What you have to do >>
This exercise calls for all the entries that follow to be set down exactly, without their images.
*** Opening Data shown ***
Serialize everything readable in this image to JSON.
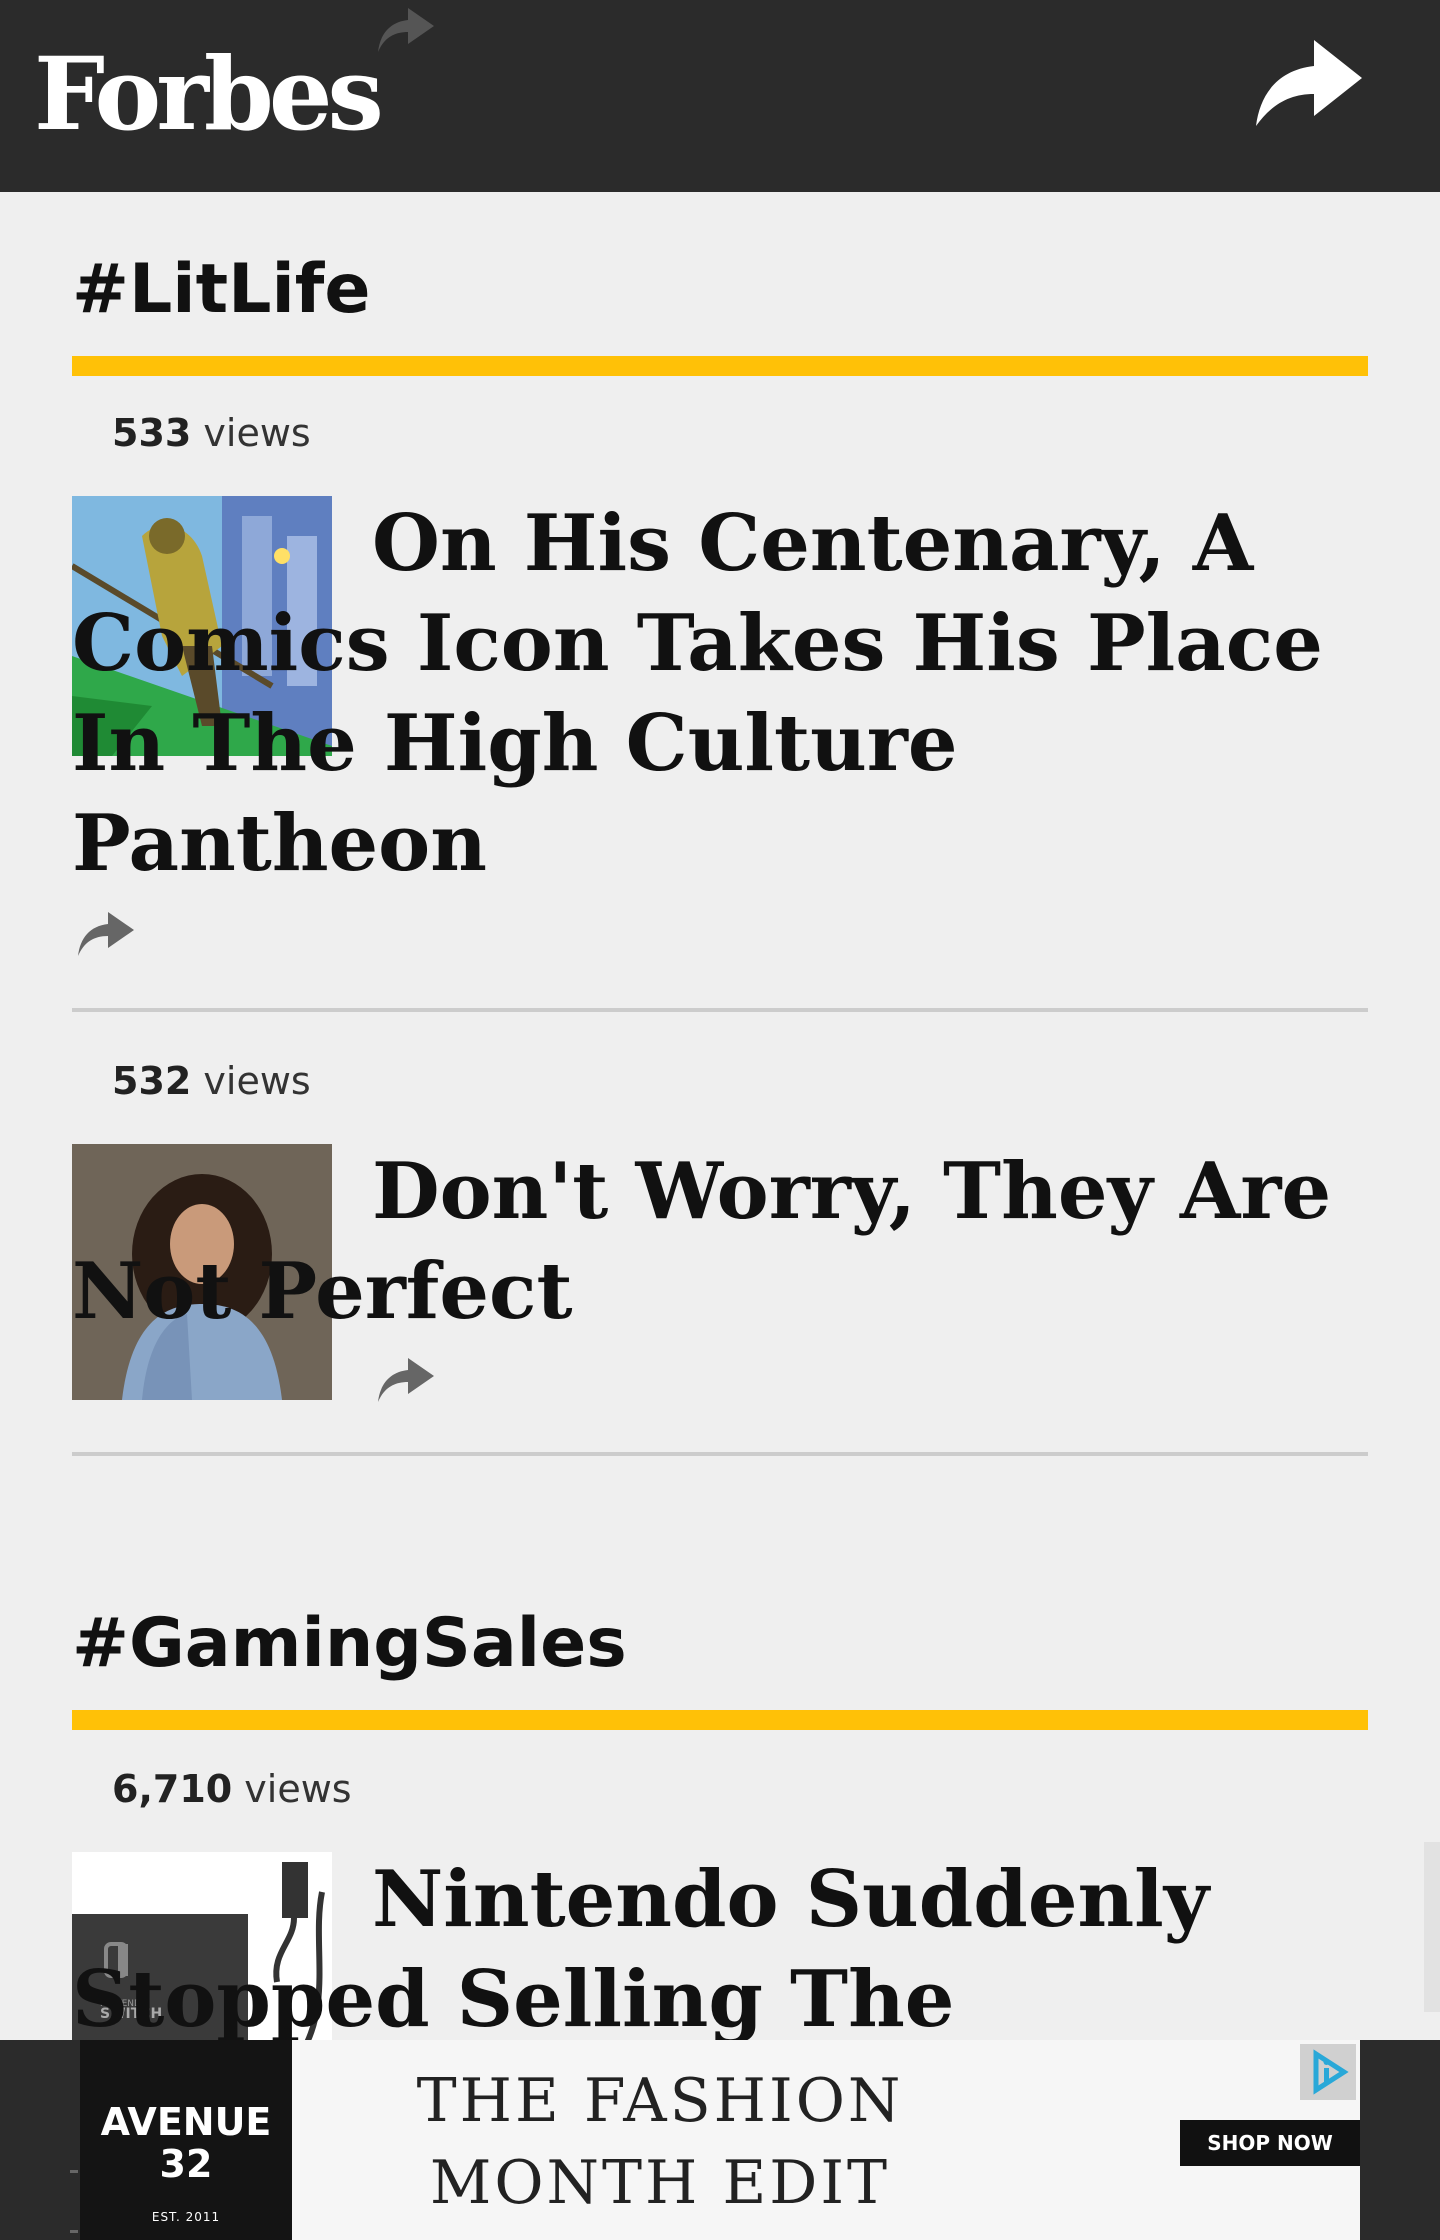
{
  "header": {
    "logo_text": "Forbes"
  },
  "sections": [
    {
      "title": "#LitLife",
      "articles": [
        {
          "views_count": "533",
          "views_label": "views",
          "headline": "On His Centenary, A Comics Icon Takes His Place In The High Culture Pantheon"
        },
        {
          "views_count": "532",
          "views_label": "views",
          "headline": "Don't Worry, They Are Not Perfect"
        }
      ]
    },
    {
      "title": "#GamingSales",
      "articles": [
        {
          "views_count": "6,710",
          "views_label": "views",
          "headline": "Nintendo Suddenly Stopped Selling The"
        }
      ]
    }
  ],
  "ad": {
    "brand_line1": "AVENUE",
    "brand_line2": "32",
    "brand_line3": "EST. 2011",
    "headline": "THE FASHION MONTH EDIT",
    "cta": "SHOP NOW",
    "thumb_label_small": "NINTENDO",
    "thumb_label_big": "SWITCH"
  },
  "colors": {
    "header_bg": "#2b2b2b",
    "accent": "#ffc107",
    "page_bg": "#efefef",
    "divider": "#cccccc"
  },
  "icons": [
    "share-arrow-icon",
    "ad-choices-icon"
  ]
}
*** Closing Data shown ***
Solution >>
Serialize everything readable in this image to JSON.
{
  "header": {
    "logo_text": "Forbes"
  },
  "sections": [
    {
      "title": "#LitLife",
      "articles": [
        {
          "views_count": "533",
          "views_label": "views",
          "headline": "On His Centenary, A Comics Icon Takes His Place In The High Culture Pantheon"
        },
        {
          "views_count": "532",
          "views_label": "views",
          "headline": "Don't Worry, They Are Not Perfect"
        }
      ]
    },
    {
      "title": "#GamingSales",
      "articles": [
        {
          "views_count": "6,710",
          "views_label": "views",
          "headline": "Nintendo Suddenly Stopped Selling The"
        }
      ]
    }
  ],
  "ad": {
    "brand_line1": "AVENUE",
    "brand_line2": "32",
    "brand_line3": "EST. 2011",
    "headline": "THE FASHION MONTH EDIT",
    "cta": "SHOP NOW",
    "thumb_label_small": "NINTENDO",
    "thumb_label_big": "SWITCH"
  },
  "colors": {
    "header_bg": "#2b2b2b",
    "accent": "#ffc107",
    "page_bg": "#efefef",
    "divider": "#cccccc"
  },
  "icons": [
    "share-arrow-icon",
    "ad-choices-icon"
  ]
}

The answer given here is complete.